The headlines about China’s economy over the last few weeks have fluctuated from one extreme to the other. Depending on your favorite news site, you could be reading an article titled, “China is a Mess,” “What if the China Panic is all Wrong?” or “3 Reasons You Shouldn’t Worry About China’s Economic Slowdown Just Yet.”
While there has been some very solid analysis written about China’s economyover the last few weeks, there has also been a lot of sensationalist noise in the Western media. I have always found that the best way to cut through the noise is to speak to individuals on the ground.
I was fortunate enough to spend the better part of the last month in China, traveling across four provinces to speak to Chinese and Western executives, government officials and long-time China watchers. I wrote about my first two weeks in this blog post where I share insights from meetings with executives at Chinese companies including Baidu, Xiaomi and Wanxiang.
My more recent trip came ahead of last week’s military parade in Beijing. It was an unusual experience, as the two most common complaints about living in Beijing – the pollution and traffic – were nowhere to be seen. By closing more than 10,000 factories and removing half of the city’s cars from the road in advance of the parade, the sky was a picturesque “military parade blue,” and travel times across the city were at a minimum. This made my drive from the central business district on the east side of the city to the Summer Palace in the upper west side much more manageable than it would be under typical driving conditions.

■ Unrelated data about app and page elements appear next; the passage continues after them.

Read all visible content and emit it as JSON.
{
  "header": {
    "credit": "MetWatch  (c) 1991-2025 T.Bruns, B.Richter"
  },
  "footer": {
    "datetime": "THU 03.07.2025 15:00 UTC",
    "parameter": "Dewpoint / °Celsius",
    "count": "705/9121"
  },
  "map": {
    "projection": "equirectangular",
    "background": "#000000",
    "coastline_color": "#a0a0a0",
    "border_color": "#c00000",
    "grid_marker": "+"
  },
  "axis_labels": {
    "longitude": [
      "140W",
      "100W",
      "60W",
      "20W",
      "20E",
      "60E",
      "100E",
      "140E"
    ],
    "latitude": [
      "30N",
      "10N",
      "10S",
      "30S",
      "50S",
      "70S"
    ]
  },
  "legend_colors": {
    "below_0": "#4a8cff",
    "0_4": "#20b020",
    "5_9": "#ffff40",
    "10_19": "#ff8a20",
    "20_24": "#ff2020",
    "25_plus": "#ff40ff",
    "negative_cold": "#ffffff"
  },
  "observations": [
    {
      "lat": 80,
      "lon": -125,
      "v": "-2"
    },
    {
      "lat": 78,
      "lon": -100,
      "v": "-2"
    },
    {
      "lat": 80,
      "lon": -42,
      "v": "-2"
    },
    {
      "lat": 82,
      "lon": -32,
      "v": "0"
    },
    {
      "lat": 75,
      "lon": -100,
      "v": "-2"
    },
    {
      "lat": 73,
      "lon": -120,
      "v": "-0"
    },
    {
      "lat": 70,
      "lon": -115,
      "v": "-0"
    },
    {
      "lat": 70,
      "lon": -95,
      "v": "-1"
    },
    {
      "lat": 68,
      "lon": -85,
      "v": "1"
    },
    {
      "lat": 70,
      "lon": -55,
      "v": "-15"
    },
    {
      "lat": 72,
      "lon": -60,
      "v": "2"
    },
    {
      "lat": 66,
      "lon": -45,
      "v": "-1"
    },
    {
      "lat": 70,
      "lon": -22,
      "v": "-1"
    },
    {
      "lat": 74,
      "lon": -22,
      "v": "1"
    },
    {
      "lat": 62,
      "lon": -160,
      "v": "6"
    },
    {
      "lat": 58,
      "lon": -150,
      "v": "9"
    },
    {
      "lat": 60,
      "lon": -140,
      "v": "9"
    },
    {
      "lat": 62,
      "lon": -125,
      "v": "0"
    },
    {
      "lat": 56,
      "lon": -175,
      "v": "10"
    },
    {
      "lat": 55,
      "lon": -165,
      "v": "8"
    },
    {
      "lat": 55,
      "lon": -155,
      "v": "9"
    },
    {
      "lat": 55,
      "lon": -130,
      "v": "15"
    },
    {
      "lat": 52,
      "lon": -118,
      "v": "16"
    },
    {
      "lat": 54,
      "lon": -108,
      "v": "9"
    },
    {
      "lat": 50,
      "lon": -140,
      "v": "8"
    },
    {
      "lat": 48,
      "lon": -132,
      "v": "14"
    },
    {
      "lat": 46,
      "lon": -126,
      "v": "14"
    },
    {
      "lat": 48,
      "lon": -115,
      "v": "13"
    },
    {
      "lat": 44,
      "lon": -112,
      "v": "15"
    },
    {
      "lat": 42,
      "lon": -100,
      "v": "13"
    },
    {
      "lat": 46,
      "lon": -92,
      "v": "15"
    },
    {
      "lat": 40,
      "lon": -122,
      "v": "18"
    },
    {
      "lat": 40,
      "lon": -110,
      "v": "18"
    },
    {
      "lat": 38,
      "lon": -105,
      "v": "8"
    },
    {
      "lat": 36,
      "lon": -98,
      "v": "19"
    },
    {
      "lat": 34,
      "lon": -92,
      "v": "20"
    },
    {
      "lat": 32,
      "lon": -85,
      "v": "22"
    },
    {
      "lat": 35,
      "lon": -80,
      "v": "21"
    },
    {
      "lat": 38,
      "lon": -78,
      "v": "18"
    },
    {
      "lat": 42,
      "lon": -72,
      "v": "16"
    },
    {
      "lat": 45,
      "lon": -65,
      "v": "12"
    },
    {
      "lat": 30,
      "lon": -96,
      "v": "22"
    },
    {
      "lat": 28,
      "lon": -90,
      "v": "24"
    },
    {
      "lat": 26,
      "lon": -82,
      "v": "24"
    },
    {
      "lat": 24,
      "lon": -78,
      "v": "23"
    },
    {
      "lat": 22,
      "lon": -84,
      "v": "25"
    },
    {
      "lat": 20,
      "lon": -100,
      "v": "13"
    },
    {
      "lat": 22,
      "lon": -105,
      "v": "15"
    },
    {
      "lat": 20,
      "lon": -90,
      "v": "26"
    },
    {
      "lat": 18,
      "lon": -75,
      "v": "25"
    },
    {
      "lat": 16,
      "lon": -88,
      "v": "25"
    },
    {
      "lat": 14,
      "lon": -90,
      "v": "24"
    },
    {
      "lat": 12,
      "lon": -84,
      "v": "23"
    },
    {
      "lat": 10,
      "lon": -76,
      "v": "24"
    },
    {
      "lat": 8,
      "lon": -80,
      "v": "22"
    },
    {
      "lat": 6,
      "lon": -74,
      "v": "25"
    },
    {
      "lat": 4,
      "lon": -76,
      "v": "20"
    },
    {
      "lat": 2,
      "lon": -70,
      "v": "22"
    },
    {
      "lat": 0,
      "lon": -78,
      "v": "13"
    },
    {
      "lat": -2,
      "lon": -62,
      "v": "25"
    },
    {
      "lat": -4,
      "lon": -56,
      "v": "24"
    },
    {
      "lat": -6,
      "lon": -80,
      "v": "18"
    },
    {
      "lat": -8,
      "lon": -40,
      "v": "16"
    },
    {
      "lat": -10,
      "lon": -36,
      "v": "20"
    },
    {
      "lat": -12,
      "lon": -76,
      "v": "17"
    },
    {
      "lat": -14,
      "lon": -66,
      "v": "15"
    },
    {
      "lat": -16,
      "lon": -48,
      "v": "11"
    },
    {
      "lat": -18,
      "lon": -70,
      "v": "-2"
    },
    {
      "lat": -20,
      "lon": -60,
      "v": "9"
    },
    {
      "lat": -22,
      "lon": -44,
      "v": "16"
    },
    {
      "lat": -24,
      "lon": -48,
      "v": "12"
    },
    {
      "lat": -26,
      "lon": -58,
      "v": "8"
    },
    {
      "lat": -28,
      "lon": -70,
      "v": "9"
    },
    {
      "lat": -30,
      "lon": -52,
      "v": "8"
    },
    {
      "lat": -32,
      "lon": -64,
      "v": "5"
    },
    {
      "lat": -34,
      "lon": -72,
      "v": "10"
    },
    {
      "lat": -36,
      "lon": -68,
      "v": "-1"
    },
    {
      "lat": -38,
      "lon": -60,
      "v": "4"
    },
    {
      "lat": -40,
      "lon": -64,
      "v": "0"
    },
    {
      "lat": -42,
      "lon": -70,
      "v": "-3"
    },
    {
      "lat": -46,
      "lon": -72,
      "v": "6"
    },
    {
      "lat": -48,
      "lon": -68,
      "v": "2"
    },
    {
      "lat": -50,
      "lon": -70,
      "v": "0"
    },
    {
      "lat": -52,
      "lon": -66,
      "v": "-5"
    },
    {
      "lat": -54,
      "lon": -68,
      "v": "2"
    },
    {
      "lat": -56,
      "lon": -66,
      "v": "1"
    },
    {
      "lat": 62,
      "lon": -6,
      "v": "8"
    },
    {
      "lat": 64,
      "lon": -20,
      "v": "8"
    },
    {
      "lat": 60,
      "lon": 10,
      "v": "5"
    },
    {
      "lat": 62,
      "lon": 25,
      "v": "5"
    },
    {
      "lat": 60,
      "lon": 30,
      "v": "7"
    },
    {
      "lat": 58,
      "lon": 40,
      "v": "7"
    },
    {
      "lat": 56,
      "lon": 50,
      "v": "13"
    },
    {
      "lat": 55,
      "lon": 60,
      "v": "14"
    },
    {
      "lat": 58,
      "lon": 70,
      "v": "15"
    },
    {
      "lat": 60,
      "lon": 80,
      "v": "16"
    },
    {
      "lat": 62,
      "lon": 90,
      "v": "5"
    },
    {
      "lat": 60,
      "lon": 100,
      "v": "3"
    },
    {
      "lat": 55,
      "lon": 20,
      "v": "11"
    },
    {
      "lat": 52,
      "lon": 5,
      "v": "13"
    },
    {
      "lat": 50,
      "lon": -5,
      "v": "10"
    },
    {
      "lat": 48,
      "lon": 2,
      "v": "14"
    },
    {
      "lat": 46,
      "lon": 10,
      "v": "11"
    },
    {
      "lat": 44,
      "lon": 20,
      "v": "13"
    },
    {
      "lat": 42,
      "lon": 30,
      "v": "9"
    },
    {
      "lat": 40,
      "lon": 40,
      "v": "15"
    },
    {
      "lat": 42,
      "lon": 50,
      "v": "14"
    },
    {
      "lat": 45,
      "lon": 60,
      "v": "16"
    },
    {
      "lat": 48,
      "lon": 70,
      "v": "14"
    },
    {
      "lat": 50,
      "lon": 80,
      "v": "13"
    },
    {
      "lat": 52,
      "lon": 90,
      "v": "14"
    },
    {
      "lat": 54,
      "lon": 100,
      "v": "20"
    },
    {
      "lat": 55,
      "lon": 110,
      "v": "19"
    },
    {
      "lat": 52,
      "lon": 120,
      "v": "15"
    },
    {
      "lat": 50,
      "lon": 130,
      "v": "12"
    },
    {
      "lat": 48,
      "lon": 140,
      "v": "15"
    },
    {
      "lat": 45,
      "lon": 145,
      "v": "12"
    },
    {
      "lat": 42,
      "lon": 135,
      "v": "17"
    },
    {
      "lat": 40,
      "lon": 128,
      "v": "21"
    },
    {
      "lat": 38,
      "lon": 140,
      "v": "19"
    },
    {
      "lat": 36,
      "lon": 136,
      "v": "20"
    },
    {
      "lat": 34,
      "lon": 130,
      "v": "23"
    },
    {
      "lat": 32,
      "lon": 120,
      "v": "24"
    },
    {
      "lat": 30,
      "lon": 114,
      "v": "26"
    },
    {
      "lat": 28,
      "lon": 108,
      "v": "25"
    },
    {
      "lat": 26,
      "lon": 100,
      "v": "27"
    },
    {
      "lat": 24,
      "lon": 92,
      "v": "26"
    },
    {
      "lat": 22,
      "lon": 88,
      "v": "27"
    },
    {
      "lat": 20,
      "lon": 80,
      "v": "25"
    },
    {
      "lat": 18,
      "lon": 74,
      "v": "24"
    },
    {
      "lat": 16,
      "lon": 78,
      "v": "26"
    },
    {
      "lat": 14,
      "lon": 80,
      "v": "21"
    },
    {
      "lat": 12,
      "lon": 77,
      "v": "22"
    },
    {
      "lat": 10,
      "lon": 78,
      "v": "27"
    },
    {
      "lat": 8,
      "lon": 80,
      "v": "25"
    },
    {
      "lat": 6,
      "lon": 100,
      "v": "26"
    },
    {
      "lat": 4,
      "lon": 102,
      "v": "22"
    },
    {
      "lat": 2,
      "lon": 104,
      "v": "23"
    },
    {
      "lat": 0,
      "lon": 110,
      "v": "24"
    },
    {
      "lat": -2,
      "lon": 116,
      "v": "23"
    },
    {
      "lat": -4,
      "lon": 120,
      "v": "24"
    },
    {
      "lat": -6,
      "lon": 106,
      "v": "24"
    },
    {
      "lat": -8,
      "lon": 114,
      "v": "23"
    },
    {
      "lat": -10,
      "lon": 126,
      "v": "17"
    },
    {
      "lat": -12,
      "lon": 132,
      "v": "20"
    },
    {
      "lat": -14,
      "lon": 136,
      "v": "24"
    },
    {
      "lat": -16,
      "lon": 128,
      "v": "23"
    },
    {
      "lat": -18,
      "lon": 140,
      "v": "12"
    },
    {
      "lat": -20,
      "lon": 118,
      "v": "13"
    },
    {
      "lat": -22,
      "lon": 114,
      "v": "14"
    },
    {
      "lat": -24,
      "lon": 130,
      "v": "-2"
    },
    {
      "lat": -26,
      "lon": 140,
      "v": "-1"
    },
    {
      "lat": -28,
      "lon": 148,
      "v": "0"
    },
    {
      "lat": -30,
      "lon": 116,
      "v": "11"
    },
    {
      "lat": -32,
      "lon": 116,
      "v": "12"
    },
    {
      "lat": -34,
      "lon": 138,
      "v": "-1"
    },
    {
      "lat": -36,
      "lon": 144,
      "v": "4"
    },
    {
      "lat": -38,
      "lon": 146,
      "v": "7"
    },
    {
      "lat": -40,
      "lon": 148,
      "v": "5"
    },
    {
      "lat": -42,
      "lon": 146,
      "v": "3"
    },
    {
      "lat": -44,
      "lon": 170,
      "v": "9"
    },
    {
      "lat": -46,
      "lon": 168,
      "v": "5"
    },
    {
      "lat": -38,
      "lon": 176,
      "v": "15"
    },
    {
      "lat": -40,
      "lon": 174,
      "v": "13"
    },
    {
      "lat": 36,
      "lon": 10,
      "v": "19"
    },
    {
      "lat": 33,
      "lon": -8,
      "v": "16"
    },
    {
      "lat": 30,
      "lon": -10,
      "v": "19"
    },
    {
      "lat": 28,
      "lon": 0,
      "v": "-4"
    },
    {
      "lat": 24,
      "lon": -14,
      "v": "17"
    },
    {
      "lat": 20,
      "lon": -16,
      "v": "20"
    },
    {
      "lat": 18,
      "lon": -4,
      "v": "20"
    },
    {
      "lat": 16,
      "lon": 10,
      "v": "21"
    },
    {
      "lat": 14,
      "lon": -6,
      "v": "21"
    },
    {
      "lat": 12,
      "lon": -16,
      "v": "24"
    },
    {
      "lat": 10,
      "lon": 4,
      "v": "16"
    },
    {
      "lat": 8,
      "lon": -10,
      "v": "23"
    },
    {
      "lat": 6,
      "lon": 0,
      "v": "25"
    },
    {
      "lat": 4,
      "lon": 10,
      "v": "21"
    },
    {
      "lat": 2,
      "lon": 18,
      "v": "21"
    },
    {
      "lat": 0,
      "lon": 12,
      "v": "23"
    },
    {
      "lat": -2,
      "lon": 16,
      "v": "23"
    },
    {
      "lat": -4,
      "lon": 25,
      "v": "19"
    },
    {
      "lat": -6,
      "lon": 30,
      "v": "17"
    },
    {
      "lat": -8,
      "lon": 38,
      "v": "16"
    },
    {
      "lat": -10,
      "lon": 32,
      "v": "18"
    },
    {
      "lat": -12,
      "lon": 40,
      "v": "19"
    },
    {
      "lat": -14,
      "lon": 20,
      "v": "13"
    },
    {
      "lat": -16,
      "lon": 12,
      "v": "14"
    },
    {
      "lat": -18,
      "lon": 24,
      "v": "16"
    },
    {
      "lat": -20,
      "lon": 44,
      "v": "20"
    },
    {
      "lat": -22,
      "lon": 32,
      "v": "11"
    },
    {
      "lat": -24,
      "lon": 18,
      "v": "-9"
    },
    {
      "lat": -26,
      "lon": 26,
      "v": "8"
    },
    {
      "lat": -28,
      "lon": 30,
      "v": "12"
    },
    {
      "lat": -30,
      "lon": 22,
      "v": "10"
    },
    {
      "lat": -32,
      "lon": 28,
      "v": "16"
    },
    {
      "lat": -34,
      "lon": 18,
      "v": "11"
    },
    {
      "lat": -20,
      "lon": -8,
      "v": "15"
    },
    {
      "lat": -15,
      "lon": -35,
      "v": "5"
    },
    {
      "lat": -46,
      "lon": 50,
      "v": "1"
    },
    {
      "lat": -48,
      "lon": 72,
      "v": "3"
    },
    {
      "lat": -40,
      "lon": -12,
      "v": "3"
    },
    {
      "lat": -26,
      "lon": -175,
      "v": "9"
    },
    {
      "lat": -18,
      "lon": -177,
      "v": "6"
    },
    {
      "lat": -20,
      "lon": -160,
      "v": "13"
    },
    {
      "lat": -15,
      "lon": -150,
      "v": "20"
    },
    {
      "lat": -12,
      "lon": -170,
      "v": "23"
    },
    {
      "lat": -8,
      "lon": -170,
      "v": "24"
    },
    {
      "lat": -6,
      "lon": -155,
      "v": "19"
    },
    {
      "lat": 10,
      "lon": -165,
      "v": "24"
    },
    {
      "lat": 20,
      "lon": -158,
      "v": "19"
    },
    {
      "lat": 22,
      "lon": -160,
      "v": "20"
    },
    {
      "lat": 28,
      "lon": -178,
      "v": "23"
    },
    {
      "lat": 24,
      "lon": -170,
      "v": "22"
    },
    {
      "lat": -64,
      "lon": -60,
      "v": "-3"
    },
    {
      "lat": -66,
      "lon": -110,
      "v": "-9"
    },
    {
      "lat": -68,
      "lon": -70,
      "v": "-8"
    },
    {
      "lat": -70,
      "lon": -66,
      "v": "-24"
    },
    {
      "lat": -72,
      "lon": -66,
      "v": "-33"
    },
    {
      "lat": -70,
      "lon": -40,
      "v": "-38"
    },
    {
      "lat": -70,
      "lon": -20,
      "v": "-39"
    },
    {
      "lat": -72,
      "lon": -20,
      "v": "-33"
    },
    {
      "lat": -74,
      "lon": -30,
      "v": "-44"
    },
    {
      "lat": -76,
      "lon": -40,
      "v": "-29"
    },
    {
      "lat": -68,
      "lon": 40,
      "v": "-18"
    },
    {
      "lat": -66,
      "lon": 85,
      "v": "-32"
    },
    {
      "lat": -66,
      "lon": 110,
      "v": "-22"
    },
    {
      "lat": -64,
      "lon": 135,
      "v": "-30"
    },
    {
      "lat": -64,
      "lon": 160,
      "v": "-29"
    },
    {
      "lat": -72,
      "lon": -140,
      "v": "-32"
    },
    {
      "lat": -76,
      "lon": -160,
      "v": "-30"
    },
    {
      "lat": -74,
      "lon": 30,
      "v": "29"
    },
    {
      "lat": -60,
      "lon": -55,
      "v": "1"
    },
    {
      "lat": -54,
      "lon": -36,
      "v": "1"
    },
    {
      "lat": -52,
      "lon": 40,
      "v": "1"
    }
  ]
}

I was there to speak at a closed door executive forum for over 200 Chinese senior executives. The participants were primarily CEOs and CFOs for medium and large Chinese state-owned and private corporations. All participants were either currently investing overseas or had existing international operations.
I spoke about Chinese companies and the challenges their executives tend to face when expanding and operating in international markets. The day-long event was the highlight of my trip as it provided ample opportunities to formally and informally interact with the Chinese business leaders at the forefront of their firms’ international expansion strategy. Throughout the day, and into the evening, I put my Mandarin skills to good use and had very candid one-on-one conversations with what can be a fairly reserved group.
Despite the news headlines in the West, I did not get a sense that the executives I spoke to were panicking about the state of the Chinese economy. What was intriguing, however, was the impact of current economic conditions on their overseas investment plans. In the past, I had most often heard from Chinese executives that they wanted to expand overseas to acquire advanced capabilities (i.e. technology, talent, management know-how) or get closer to international customers, but this past week I found that many of the executives I spoke to expressed “market diversification,” i.e. beginning to lessen their reliance on the single Chinese marketplace, as a key driver for why they were looking out.
Consistent with the general trend that we have been seeing, executives from private companies were most interested in expanding their international footprint. For example, the CFO from a large private food and beverage company told me about her firm’s current plans to expand into Southeast Asia in order to reach new consumers. She said that the hyper-competitive domestic marketplace and slowing economic performance were two major reasons why they were looking out. On the other hand, the chairman of a major state-owned enterprise in the industrial space talked about his firm’s decision to enter markets in the Middle East as an outlet to compensate for overcapacity back home.
While the executives I spoke with were not panicking about stock market fluctuations or currency devaluation, there was a clear sense that everyone recognized the days of double-digit economic growth are over, and the strategies that led to their firm’s initial success will not be effective in today’s operating environment—and certainly not tomorrow’s.